We had a visitor to the garden a couple of weeks ago - I sometimes see these out in the fields, and I've caught them very occasionally on my trail cam at night, but this one was happily grazing mid-afternoon.

 And to start the month of May off, I had a chilly walk around the fields, which are now eye-wateringly yellow with oilseed rape. A very nice birding tick was a fly-by from a Little egret!

Roll on some warmer weather!

Wednesday, 27 January 2021

Your local patch

 Lockdown#3 drags on here in the UK, and I for one am keen for some fresh air and nature, even though it is the middle of winter. As an incentive to get out of the house (once per day!) I am doing a virtual Land's End to John O'Groats challenge. I'm alternating running and walking days, and the walking days are all done on the farm tracks, footpaths and bridleways around and about the village - my local patch.

I do feel really fortunate to be living in the countryside, with lots of green space and walking opportunities everywhere, and the nature and wildlife that goes along with that. But your local patch can be just as intriguing no matter where you are - the chance to watch the changes over the seasons, to find the rhythms of nature, and to notice the life all around is not to be missed.

One great activity for a local patch is to keep a local patch bird list. My regular walking routes include various paths and loops, but all cover much the same area, and I have this set up as one of my 'places' on the BTO BirdTrack site. I've had this set up for years, but fell out of the habit of regularly logging anything - until now! On my walks I'm now looking and listening for bird life, and I'm looking forward to the arrival of spring and summer visitors. It's given me a focus, and I'm noticing things like how the weather affects the birds I see or don't see, and I'm getting familiar with some of the birds too - I know where the kestrel hangs out, the territories of the two pairs of crows, the buzzard's favourite perch.

 And this is all adding to the BirdTrack data, contributing to ongoing research into trends in bird populations and movements.
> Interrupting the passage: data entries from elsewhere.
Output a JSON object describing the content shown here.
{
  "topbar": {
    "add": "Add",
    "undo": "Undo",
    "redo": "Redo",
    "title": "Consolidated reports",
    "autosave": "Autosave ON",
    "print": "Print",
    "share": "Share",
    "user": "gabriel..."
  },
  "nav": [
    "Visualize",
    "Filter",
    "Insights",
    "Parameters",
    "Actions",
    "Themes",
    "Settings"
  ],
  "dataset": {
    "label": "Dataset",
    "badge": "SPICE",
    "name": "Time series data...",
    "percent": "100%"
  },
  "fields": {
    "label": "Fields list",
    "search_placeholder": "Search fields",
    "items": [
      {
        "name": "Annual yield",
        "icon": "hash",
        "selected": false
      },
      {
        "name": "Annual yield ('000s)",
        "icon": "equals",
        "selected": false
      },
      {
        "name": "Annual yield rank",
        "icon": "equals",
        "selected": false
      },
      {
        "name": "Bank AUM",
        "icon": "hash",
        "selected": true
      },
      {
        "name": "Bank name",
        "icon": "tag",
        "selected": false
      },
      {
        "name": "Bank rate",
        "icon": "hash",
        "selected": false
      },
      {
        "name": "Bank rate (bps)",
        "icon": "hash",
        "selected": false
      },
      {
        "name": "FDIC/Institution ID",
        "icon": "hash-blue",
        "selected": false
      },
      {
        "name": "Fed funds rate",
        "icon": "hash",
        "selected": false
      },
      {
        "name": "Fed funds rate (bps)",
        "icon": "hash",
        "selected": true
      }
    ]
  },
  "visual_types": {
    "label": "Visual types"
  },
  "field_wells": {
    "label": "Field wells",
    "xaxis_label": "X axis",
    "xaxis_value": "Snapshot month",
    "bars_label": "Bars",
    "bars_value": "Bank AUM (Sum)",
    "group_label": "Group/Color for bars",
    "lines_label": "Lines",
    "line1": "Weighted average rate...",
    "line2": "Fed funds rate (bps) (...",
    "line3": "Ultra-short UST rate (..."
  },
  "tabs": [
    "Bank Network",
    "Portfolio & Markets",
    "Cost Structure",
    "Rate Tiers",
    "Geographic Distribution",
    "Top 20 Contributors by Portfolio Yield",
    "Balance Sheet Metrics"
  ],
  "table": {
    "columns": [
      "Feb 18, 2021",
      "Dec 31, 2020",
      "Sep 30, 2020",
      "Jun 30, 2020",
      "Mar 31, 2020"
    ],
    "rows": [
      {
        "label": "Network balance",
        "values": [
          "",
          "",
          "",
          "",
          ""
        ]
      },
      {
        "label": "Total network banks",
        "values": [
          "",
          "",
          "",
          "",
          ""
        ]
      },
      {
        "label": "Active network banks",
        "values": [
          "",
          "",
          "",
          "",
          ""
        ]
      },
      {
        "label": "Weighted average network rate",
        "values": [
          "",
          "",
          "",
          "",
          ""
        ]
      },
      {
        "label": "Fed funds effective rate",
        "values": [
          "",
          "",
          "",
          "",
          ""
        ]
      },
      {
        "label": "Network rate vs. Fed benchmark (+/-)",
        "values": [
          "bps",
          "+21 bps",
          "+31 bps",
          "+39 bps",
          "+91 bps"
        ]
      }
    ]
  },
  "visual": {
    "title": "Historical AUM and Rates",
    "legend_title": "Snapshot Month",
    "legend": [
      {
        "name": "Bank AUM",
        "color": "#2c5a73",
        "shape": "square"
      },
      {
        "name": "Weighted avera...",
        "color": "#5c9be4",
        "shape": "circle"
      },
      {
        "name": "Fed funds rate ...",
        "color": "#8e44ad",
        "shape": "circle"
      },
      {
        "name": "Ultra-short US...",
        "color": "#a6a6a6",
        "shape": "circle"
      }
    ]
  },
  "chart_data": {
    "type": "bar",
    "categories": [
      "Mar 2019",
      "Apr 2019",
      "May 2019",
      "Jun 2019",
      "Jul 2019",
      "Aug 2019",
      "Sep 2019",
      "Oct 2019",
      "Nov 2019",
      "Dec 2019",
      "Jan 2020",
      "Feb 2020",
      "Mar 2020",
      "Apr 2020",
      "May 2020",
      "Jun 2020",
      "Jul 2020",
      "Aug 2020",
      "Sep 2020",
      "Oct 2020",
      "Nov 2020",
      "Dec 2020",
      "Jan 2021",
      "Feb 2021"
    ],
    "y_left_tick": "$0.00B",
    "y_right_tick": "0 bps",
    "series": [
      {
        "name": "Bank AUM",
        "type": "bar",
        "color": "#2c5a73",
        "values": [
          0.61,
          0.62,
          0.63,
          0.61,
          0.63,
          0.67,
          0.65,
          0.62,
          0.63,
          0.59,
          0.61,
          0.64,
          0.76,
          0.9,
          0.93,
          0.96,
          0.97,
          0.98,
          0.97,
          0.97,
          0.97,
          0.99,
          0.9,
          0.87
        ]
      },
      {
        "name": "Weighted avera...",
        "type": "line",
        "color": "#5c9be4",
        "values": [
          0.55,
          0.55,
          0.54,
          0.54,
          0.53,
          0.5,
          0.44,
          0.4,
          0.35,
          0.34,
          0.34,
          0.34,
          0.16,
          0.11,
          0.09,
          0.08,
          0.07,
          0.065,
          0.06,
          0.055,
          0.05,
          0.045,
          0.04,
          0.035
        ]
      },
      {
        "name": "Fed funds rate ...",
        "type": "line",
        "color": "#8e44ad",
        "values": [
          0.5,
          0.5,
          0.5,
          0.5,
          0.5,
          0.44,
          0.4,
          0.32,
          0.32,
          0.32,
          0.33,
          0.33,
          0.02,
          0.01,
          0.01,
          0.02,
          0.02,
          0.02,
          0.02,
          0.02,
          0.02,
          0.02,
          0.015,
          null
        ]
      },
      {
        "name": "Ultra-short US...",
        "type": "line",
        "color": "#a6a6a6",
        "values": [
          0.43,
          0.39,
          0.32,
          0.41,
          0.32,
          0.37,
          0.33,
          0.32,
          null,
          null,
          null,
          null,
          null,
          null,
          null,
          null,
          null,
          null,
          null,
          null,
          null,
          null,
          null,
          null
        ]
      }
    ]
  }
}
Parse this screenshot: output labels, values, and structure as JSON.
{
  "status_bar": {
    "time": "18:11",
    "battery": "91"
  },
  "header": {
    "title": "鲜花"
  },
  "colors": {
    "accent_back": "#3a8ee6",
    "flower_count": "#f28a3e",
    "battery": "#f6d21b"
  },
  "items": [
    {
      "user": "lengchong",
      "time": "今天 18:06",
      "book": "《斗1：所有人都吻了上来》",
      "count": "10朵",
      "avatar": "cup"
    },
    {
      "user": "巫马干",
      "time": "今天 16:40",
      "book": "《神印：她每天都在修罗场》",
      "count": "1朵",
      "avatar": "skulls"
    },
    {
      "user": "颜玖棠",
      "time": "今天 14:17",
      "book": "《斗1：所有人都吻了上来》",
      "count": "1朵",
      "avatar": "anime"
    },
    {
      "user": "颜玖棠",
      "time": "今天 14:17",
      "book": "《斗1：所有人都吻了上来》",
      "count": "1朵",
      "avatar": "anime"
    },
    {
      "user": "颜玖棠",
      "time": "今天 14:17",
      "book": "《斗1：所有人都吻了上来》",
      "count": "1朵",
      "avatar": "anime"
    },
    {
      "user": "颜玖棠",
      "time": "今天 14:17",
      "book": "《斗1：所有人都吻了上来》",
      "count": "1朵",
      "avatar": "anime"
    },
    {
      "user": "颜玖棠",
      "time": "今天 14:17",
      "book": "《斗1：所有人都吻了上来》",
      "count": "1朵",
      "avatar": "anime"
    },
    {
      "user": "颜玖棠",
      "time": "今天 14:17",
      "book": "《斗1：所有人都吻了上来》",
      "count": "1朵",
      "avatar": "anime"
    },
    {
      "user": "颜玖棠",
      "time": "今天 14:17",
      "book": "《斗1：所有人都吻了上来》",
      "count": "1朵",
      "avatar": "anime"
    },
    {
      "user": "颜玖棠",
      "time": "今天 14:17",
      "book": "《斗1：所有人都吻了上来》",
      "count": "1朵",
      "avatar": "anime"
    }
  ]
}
What's not to like!


Getting to know your local patch, wherever you are, is a great way to connect with nature!